* Cited by examiner, † Cited by third party
Publication number Priority date Publication date Assignee Title
US2968890A (en) * 1958-04-29 1961-01-24 Nisco Daniele De Method of using a musical toy
US4203252A (en) * 1978-05-24 1980-05-20 Howie Wilbert A Sound admitting aerial toy
US5405138A (en) * 1993-07-20 1995-04-11 Duran; Anthony P. Sport swing training aid
US5577966A (en) * 1993-07-20 1996-11-26 Duran; Anthony P. Sport swing training aid
US5913709A (en) * 1997-06-24 1999-06-22 Oddzon, Inc. Sound-producing golf club
US5935029A (en) * 1997-06-24 1999-08-10 Oddzon, Inc. Sound-producing hockey stick
WO2001070362A1 (en) * 2000-03-22 2001-09-27 Tomo Nagasue Noisemaking device
US6736695B1 (en) * 2003-05-14 2004-05-18 Stuart Hoch Sports fan's noise maker
US20040204260A1 (en) * 2003-04-10 2004-10-14 Masanori Kobayshi Golf swing training system
US20090149285A1 (en) * 2007-12-07 2009-06-11 Miller Dowel Baseball bat utilizing stepped dowels

Cited By (10)

* Cited by examiner, † Cited by third party
Publication number Priority date Publication date Assignee Title
US2968890A (en) * 1958-04-29 1961-01-24 Nisco Daniele De Method of using a musical toy
US4203252A (en) * 1978-05-24 1980-05-20 Howie Wilbert A Sound admitting aerial toy
US5405138A (en) * 1993-07-20 1995-04-11 Duran; Anthony P. Sport swing training aid
US5577966A (en) * 1993-07-20 1996-11-26 Duran; Anthony P. Sport swing training aid
US5913709A (en) * 1997-06-24 1999-06-22 Oddzon, Inc. Sound-producing golf club
US5935029A (en) * 1997-06-24 1999-08-10 Oddzon, Inc. Sound-producing hockey stick
WO2001070362A1 (en) * 2000-03-22 2001-09-27 Tomo Nagasue Noisemaking device
US20040204260A1 (en) * 2003-04-10 2004-10-14 Masanori Kobayshi Golf swing training system
US6736695B1 (en) * 2003-05-14 2004-05-18 Stuart Hoch Sports fan's noise maker
US20090149285A1 (en) * 2007-12-07 2009-06-11 Miller Dowel Baseball bat utilizing stepped dowels

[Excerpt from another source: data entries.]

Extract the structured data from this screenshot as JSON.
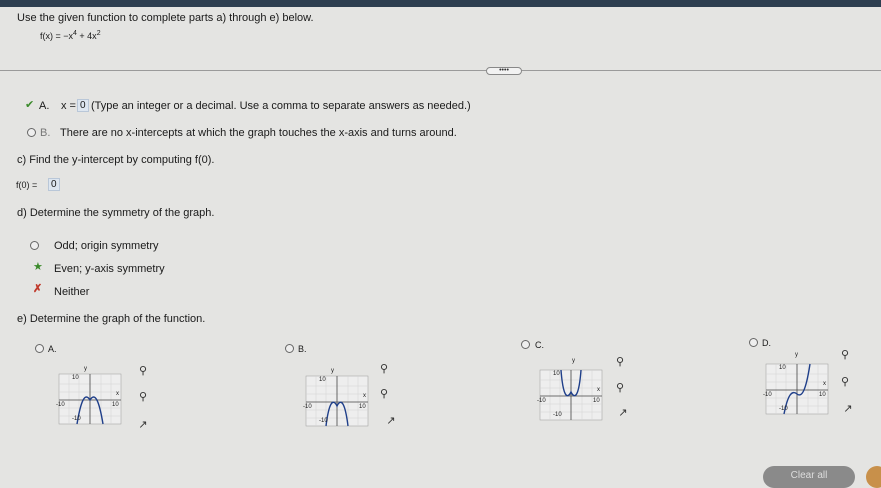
{
  "instructions": "Use the given function to complete parts a) through e) below.",
  "function": {
    "prefix": "f(x) = −x",
    "exp1": "4",
    "mid": " + 4x",
    "exp2": "2"
  },
  "divider_handle": "••••",
  "partA": {
    "optionA_letter": "A.",
    "x_label": "x =",
    "x_value": "0",
    "x_hint": "(Type an integer or a decimal. Use a comma to separate answers as needed.)",
    "optionB_letter": "B.",
    "optionB_text": "There are no x-intercepts at which the graph touches the x-axis and turns around."
  },
  "partC": {
    "prompt": "c) Find the y-intercept by computing f(0).",
    "label": "f(0) =",
    "value": "0"
  },
  "partD": {
    "prompt": "d) Determine the symmetry of the graph.",
    "options": [
      "Odd; origin symmetry",
      "Even; y-axis symmetry",
      "Neither"
    ]
  },
  "partE": {
    "prompt": "e) Determine the graph of the function.",
    "choices": [
      "A.",
      "B.",
      "C.",
      "D."
    ],
    "axis": {
      "y": "y",
      "x": "x",
      "top": "10",
      "bottom": "-10",
      "left": "-10",
      "right": "10"
    }
  },
  "clear_all": "Clear all",
  "colors": {
    "correct": "#3a8a2a",
    "incorrect": "#c0392b",
    "answer_box": "#dde6f0"
  }
}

Similar Documents

Publication Publication Date Title
US6679927B2 (en) Dog bone toy with variable sound emitters
Rayleigh On our perception of the direction of a source of sound
US2377498A (en) Game or toy
US1184561A (en) Plectrum for musical instruments.
US6716082B1 (en) Pinwheel
US6555736B1 (en) Rhythm shaker
JP2010504141A (en) Improvements in or related to throwing tools
US7816596B2 (en) Cajon with freely vibrating corners
US1005853A (en) Educational toy.
US5853339A (en) Football practice aid
US8028642B2 (en) Whistle with finger grip
US5033743A (en) Trick ball for throwing
KR101464210B1 (en) Marking apparatus for balance rotation line of a golf ball
US1173384A (en) Putter.
US5974616A (en) Sound producing toothbrush
US20160129330A1 (en) Sliding handle training bat
US6089938A (en) Figurative flying disc toy
US6390879B1 (en) Flying disc toy
US2042984A (en) Pocket ball game
US805132A (en) Base-ball bat.
US442675A (en) Curtis n
US645944A (en) Golf-club.
US5253866A (en) Ball with a passive sound device
US3376037A (en) Bat and tethered ball combination
US2788607A (en) Smoke-ring signaling drum